Exams. The in-class midterm exam is Tuesday, October 22. The final exam is scheduled by the Registrar.

iClickers. To make the lectures more interactive, we will be using iClickers. Any hardware version is suitable. You must register your device in Blackboard.

Course grades. Your grade for the course will be based on the following components: programming assignments (45%), quizzes (10%), midterm exam (15%), final exam (25%), and participation (5%). Participation includes using iClickers in lecture and making positive contributions in precept or on Piazza.

Regrades. If you believe that your work was misgraded, write a short note describing the potential mistake; attach it to the graded work; and give it to your preceptor within two weeks of when the work was returned.

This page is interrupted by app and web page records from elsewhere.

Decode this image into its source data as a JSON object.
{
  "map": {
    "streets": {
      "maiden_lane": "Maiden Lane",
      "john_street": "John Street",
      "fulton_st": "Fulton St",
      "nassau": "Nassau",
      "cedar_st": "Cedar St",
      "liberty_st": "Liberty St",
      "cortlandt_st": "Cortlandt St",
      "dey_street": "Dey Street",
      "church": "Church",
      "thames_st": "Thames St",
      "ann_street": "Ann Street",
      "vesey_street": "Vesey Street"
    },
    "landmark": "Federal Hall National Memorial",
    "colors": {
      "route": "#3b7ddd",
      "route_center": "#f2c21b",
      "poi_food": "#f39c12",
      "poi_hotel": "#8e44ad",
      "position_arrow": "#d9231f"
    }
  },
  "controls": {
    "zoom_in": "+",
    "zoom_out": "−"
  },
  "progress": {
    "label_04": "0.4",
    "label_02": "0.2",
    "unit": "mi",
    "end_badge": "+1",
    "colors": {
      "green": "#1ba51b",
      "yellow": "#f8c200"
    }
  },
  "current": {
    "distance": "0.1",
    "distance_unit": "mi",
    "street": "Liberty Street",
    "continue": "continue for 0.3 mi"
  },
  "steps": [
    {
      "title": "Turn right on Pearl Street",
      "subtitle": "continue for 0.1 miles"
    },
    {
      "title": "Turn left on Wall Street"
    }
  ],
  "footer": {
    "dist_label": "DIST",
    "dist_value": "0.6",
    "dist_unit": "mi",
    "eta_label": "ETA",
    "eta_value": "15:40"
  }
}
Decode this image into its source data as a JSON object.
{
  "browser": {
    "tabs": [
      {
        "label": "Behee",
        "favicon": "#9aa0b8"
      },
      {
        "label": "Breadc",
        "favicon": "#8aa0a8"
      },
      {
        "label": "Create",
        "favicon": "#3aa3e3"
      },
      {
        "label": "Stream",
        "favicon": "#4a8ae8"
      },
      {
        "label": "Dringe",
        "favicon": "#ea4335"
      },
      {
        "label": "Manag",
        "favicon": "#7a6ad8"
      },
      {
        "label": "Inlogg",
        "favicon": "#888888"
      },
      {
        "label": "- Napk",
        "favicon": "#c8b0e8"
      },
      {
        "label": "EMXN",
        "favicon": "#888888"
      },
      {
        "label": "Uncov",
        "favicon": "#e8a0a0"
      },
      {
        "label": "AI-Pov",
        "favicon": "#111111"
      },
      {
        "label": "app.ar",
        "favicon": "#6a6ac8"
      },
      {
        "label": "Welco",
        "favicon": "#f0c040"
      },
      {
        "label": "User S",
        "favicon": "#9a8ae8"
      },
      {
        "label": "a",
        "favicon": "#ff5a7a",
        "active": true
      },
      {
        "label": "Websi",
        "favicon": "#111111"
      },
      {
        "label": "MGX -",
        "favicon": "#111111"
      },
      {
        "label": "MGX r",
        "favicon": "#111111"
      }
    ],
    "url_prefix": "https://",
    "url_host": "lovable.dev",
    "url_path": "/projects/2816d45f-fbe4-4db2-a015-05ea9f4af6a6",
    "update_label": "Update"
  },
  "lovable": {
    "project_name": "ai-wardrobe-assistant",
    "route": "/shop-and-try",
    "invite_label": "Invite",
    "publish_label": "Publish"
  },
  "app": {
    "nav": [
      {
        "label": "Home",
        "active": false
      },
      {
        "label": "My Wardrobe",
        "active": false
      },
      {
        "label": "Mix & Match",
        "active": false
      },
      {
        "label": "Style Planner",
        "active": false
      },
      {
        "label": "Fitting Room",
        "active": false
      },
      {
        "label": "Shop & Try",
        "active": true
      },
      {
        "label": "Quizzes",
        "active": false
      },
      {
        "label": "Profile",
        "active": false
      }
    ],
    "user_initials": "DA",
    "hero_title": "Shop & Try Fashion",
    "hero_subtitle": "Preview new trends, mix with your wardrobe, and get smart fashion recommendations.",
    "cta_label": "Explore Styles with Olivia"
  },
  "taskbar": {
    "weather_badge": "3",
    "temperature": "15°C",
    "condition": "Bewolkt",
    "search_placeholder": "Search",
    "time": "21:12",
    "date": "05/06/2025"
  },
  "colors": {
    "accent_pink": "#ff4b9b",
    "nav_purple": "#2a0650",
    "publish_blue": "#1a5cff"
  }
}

RESOURCES

Course website. This course website includes links to course content, including lecture slides, programming assignments, quizzes, and old exams.

Algorithms, 4th edition

Textbook. Algorithms, 4th edition by Robert Sedgewick and Kevin Wayne. Addison-Wesley Professional, 2011, ISBN 0-321-57351-X. The assigned readings are required.

Booksite. The booksite contains many useful resources while programming.

Lecture videos. You can access lecture videos via Classroom Salon.

Discussion forum. The best way to ask a short question about the course materials is via Piazza, an online discussion forum where you can ask (and answer) questions.

Programming environment. We recommend developing Java programs for this course on your personal laptop or desktop. Here are instructions for setting up a custom IntelliJ-based programming environment under Mac OS X, Windows, and Linux.

Workstation computers. If you do not have a computer (or your computer fails during the semester), we recommend using the Mac OS X machines in either the McGraw DLL or J-Street Library, which have our custom IntelliJ-based programming environment pre-installed.

Lab TAs. Undergraduate lab TAs are available to answer general computing questions in Lewis 121. They can assist you in debugging, provided you have first made a reasonable effort to identify the bug and isolate the problem. For non-debugging questions, use Piazza or office hours.